Exercise brief:
No images, please. Copy each entry below exactly as it reads.
BEGIN
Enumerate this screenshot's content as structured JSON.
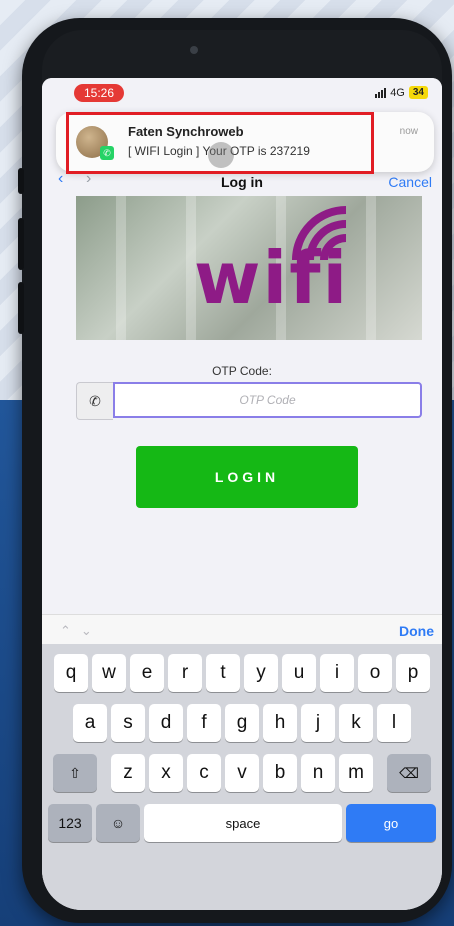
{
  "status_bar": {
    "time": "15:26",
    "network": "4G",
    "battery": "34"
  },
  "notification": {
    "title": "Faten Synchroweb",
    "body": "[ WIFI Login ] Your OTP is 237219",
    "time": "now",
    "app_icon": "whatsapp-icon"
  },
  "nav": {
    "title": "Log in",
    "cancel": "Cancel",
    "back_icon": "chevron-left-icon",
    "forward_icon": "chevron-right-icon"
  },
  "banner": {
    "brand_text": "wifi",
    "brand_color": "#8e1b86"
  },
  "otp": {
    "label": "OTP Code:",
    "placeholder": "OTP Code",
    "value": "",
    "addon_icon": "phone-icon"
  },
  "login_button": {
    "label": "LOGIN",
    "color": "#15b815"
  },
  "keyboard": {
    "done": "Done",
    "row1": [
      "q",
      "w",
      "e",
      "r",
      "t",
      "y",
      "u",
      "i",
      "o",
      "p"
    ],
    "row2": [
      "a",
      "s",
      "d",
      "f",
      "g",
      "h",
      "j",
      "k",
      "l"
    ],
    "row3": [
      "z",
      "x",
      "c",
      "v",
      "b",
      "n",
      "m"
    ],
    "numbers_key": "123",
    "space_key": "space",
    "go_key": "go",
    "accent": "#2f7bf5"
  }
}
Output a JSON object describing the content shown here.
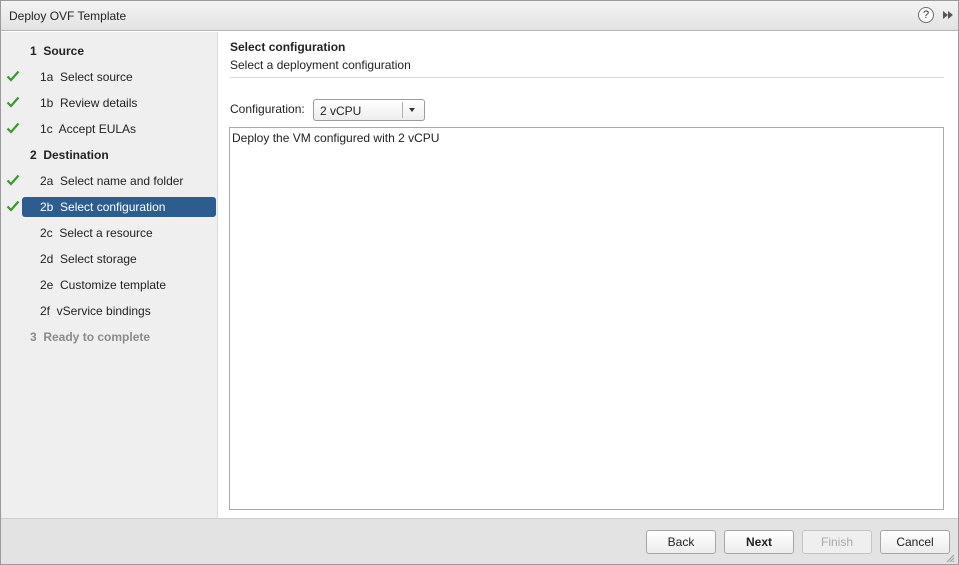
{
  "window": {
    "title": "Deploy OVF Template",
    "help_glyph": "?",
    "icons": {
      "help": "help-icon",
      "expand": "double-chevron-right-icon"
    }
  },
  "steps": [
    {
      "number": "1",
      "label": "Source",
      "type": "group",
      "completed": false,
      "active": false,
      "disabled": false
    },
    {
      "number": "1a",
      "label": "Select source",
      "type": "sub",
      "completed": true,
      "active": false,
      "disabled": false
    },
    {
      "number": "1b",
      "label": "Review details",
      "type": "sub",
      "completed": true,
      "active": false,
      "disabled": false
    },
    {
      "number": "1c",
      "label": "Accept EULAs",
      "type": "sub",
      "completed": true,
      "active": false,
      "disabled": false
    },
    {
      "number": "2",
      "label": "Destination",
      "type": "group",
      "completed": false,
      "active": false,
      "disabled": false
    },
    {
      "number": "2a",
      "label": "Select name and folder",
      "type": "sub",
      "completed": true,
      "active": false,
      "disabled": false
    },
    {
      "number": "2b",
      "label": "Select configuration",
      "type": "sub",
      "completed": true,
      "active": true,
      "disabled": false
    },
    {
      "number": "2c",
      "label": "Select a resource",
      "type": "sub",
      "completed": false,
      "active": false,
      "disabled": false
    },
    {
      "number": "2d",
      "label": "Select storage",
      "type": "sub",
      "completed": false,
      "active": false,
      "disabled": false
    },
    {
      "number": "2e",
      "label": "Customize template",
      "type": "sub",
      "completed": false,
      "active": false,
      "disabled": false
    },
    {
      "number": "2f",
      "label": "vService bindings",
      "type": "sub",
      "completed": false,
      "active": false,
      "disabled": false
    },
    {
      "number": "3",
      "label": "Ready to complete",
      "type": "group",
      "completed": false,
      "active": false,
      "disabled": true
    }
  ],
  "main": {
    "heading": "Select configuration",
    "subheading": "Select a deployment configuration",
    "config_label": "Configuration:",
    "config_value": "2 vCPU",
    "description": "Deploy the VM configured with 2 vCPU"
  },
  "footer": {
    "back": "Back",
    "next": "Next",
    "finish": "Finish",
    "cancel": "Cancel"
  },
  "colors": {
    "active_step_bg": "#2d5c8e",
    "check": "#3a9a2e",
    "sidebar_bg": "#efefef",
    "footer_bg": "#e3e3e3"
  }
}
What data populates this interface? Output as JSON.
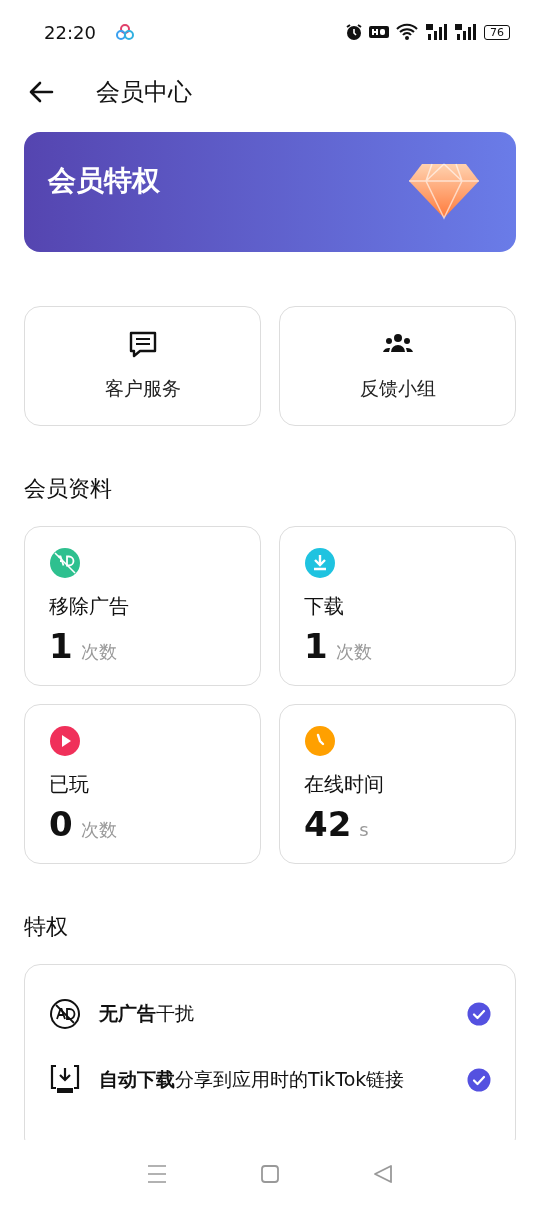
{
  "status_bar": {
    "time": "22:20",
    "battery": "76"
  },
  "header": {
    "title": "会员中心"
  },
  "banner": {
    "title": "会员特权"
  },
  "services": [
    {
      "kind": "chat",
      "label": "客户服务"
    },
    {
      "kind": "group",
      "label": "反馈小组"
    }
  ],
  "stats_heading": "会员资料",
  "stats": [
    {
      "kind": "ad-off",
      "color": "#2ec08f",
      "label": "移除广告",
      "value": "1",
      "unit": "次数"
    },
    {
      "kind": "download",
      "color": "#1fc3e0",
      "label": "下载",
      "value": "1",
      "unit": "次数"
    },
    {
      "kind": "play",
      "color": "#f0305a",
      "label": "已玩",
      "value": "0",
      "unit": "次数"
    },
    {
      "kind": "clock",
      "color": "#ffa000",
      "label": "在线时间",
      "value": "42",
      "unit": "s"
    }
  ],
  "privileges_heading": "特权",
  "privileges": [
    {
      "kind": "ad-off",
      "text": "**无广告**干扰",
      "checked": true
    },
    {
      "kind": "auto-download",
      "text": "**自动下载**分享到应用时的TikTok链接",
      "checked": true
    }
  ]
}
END
Expected output:
Enumerate this screenshot's content as structured JSON.
{
  "status_bar": {
    "time": "15:26",
    "network": "4G",
    "battery": "34"
  },
  "notification": {
    "title": "Faten Synchroweb",
    "body": "[ WIFI Login ] Your OTP is 237219",
    "time": "now",
    "app_icon": "whatsapp-icon"
  },
  "nav": {
    "title": "Log in",
    "cancel": "Cancel",
    "back_icon": "chevron-left-icon",
    "forward_icon": "chevron-right-icon"
  },
  "banner": {
    "brand_text": "wifi",
    "brand_color": "#8e1b86"
  },
  "otp": {
    "label": "OTP Code:",
    "placeholder": "OTP Code",
    "value": "",
    "addon_icon": "phone-icon"
  },
  "login_button": {
    "label": "LOGIN",
    "color": "#15b815"
  },
  "keyboard": {
    "done": "Done",
    "row1": [
      "q",
      "w",
      "e",
      "r",
      "t",
      "y",
      "u",
      "i",
      "o",
      "p"
    ],
    "row2": [
      "a",
      "s",
      "d",
      "f",
      "g",
      "h",
      "j",
      "k",
      "l"
    ],
    "row3": [
      "z",
      "x",
      "c",
      "v",
      "b",
      "n",
      "m"
    ],
    "numbers_key": "123",
    "space_key": "space",
    "go_key": "go",
    "accent": "#2f7bf5"
  }
}
Output a JSON object describing the content shown here.
{
  "window": {
    "title": "Deploy OVF Template",
    "help_glyph": "?",
    "icons": {
      "help": "help-icon",
      "expand": "double-chevron-right-icon"
    }
  },
  "steps": [
    {
      "number": "1",
      "label": "Source",
      "type": "group",
      "completed": false,
      "active": false,
      "disabled": false
    },
    {
      "number": "1a",
      "label": "Select source",
      "type": "sub",
      "completed": true,
      "active": false,
      "disabled": false
    },
    {
      "number": "1b",
      "label": "Review details",
      "type": "sub",
      "completed": true,
      "active": false,
      "disabled": false
    },
    {
      "number": "1c",
      "label": "Accept EULAs",
      "type": "sub",
      "completed": true,
      "active": false,
      "disabled": false
    },
    {
      "number": "2",
      "label": "Destination",
      "type": "group",
      "completed": false,
      "active": false,
      "disabled": false
    },
    {
      "number": "2a",
      "label": "Select name and folder",
      "type": "sub",
      "completed": true,
      "active": false,
      "disabled": false
    },
    {
      "number": "2b",
      "label": "Select configuration",
      "type": "sub",
      "completed": true,
      "active": true,
      "disabled": false
    },
    {
      "number": "2c",
      "label": "Select a resource",
      "type": "sub",
      "completed": false,
      "active": false,
      "disabled": false
    },
    {
      "number": "2d",
      "label": "Select storage",
      "type": "sub",
      "completed": false,
      "active": false,
      "disabled": false
    },
    {
      "number": "2e",
      "label": "Customize template",
      "type": "sub",
      "completed": false,
      "active": false,
      "disabled": false
    },
    {
      "number": "2f",
      "label": "vService bindings",
      "type": "sub",
      "completed": false,
      "active": false,
      "disabled": false
    },
    {
      "number": "3",
      "label": "Ready to complete",
      "type": "group",
      "completed": false,
      "active": false,
      "disabled": true
    }
  ],
  "main": {
    "heading": "Select configuration",
    "subheading": "Select a deployment configuration",
    "config_label": "Configuration:",
    "config_value": "2 vCPU",
    "description": "Deploy the VM configured with 2 vCPU"
  },
  "footer": {
    "back": "Back",
    "next": "Next",
    "finish": "Finish",
    "cancel": "Cancel"
  },
  "colors": {
    "active_step_bg": "#2d5c8e",
    "check": "#3a9a2e",
    "sidebar_bg": "#efefef",
    "footer_bg": "#e3e3e3"
  }
}
What data populates this interface? Output as JSON.
{
  "status_bar": {
    "time": "22:20",
    "battery": "76"
  },
  "header": {
    "title": "会员中心"
  },
  "banner": {
    "title": "会员特权"
  },
  "services": [
    {
      "kind": "chat",
      "label": "客户服务"
    },
    {
      "kind": "group",
      "label": "反馈小组"
    }
  ],
  "stats_heading": "会员资料",
  "stats": [
    {
      "kind": "ad-off",
      "color": "#2ec08f",
      "label": "移除广告",
      "value": "1",
      "unit": "次数"
    },
    {
      "kind": "download",
      "color": "#1fc3e0",
      "label": "下载",
      "value": "1",
      "unit": "次数"
    },
    {
      "kind": "play",
      "color": "#f0305a",
      "label": "已玩",
      "value": "0",
      "unit": "次数"
    },
    {
      "kind": "clock",
      "color": "#ffa000",
      "label": "在线时间",
      "value": "42",
      "unit": "s"
    }
  ],
  "privileges_heading": "特权",
  "privileges": [
    {
      "kind": "ad-off",
      "text": "**无广告**干扰",
      "checked": true
    },
    {
      "kind": "auto-download",
      "text": "**自动下载**分享到应用时的TikTok链接",
      "checked": true
    }
  ]
}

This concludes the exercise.